Paul Miller, director of the Amish and Mennonite Heritage Center in Berlin, Ohio, said that although bin Laden’s killing clashes with their ethic of valuing every person as a son or daughter of God, they also believe that God allows a government to do what is necessary to protect its people.

Richard Land, president of the Southern Baptist Convention’s Ethics and Religious Liberty Commission, said the Bible makes a distinction between individual Christians, who should pray for and forgive their enemies, and the state which has a different responsibility. “God says they are to punish the evildoers.” He continued that the moral symmetry of the universe demands that a person who has perpetrated the terrible crimes against humanity that he has deserves to be executed. Land said, “And I look upon what happened to him not as a killing, not as an assassination, but an execution for crimes he freely admitted to and bragged about.”

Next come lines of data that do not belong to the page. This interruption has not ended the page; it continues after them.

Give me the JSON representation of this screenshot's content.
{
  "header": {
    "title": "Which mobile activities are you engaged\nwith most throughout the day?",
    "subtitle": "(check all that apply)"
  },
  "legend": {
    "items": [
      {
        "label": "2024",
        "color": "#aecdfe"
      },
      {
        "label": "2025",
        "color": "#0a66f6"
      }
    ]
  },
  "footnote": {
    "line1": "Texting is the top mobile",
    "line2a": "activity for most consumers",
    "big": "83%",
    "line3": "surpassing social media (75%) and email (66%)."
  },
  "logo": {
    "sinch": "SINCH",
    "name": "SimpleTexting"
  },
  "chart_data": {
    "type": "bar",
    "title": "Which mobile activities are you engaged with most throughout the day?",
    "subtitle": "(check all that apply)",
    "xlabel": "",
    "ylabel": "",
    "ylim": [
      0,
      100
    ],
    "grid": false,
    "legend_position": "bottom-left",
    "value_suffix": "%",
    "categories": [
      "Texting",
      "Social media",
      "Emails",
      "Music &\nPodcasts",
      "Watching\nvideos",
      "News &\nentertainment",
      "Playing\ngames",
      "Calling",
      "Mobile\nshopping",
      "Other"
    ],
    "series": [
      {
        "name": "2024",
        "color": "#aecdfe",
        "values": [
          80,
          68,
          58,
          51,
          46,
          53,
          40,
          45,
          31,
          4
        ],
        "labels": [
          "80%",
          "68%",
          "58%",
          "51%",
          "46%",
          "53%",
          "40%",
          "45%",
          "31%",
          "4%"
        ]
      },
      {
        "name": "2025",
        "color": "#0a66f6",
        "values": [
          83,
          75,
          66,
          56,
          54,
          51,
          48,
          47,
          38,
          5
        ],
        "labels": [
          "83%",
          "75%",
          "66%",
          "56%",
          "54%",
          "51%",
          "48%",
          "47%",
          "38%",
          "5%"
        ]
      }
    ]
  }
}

Congregation Neve Shalom’s rabbi, Gerald Zelizer, said in an interview that according to the Talmud, a central Jewish text, if someone is trying to kill you, “you are obligated — not permitted — to kill that person before he kills you.”

In his Saturday morning sermon, Zelizer reminded congregants that the day bin Laden was killed was also Holocaust Remembrance Day. He suggested that the phrase often used in reference to Hitler might also be appropriate for bin Laden: “May his name be blotted out and his memory forgotten.”

Bin Laden is gone—let us rejoice that justice has been done. I propose we celebrate by following Rabbi Zelizer’s suggestion that we eradicate his name from all of history. That is the best punishment for an egomaniac.

http://www.dispatch.com/live/content/national_world/stories/2011/05/09/message-from-clergy-mixed-on-bin-laden.html

http://www.msnbc.msn.com/id/42948897/ns/us_news-life/